Berrigan’s journey through the Book of Daniel is loaded with spiritual, social, and political charges. Like his namesake, Berrigan speaks boldly. He scrutinizes Daniel's actions in one paragraph and our own in the next.
Daniel Berrigan brings to life a prophet who has as much to say to our hedonistic, warring world as he did to the people of Old Testament times.
Poet, priest, and activist, Daniel Berrigan has been called “the conscience of a generation.” Equally at home lecturing on his fellow Jesuit Gerard Manley Hopkins in a university classroom, writing books (he left more than fifty to his name), and taking part in creative acts of civil disobedience, Daniel Berrigan first made national headlines in 1968, when he seized draft records and burned them. “Better the burning of paper, than of children,” Daniel later told the judge who sentenced him to prison for destroying federal property.
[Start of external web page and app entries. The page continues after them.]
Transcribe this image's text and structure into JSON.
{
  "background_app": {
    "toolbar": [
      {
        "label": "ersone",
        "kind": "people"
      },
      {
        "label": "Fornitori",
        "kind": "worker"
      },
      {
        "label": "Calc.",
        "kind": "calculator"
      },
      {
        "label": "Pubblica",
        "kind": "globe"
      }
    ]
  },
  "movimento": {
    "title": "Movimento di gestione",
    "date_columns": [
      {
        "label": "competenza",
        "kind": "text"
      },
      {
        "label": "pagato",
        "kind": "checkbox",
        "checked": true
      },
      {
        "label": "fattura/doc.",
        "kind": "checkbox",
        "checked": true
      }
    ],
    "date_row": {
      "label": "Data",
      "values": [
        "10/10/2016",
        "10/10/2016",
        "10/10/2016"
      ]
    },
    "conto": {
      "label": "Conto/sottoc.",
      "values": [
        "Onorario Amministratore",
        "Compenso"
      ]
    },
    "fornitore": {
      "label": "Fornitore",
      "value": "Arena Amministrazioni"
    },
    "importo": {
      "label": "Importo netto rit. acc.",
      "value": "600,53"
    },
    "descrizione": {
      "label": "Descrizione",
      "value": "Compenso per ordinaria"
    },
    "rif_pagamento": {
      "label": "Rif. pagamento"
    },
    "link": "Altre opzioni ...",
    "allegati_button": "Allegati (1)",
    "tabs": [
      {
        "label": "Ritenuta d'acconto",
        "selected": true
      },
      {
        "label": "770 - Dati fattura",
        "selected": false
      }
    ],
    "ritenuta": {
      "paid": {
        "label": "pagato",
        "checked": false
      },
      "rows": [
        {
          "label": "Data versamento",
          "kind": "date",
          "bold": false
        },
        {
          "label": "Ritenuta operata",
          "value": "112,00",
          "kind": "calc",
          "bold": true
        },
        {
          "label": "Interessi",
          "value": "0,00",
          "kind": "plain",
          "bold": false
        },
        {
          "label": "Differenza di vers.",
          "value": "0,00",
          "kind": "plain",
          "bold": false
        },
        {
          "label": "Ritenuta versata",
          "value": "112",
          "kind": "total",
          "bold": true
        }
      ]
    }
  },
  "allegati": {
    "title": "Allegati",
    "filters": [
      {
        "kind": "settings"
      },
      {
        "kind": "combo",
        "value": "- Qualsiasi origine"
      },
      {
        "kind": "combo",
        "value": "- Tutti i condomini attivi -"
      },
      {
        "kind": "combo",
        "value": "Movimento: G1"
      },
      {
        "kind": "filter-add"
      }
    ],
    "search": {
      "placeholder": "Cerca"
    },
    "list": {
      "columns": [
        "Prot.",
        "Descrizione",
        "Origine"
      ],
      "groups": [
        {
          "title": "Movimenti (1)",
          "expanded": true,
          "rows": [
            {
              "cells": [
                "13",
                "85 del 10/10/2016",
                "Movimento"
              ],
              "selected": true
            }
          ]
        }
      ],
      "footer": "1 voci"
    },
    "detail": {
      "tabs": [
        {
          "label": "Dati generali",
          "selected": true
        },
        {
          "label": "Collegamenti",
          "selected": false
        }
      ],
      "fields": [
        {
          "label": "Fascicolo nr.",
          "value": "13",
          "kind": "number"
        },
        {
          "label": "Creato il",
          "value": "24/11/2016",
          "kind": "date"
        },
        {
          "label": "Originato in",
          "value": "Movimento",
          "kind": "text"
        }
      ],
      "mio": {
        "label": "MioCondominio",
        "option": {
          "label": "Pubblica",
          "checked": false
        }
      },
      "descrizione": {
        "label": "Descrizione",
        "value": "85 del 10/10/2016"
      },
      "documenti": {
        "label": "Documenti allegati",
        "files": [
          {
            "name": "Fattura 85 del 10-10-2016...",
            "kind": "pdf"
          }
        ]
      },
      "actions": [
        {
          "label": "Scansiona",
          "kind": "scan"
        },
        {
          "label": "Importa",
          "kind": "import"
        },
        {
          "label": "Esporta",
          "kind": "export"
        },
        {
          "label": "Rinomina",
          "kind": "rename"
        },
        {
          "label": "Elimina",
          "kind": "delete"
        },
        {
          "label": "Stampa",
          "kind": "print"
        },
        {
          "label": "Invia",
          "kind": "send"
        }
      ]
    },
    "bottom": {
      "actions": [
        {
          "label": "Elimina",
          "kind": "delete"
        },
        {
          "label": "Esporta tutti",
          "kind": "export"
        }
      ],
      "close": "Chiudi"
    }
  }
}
No one who reads Berrigan will read the Bible in the same way again. His reflections reveal the deep spiritual moorings beneath his decades of activism and demonstrate why he became a trusted mentor for three generations of pacifist resisters.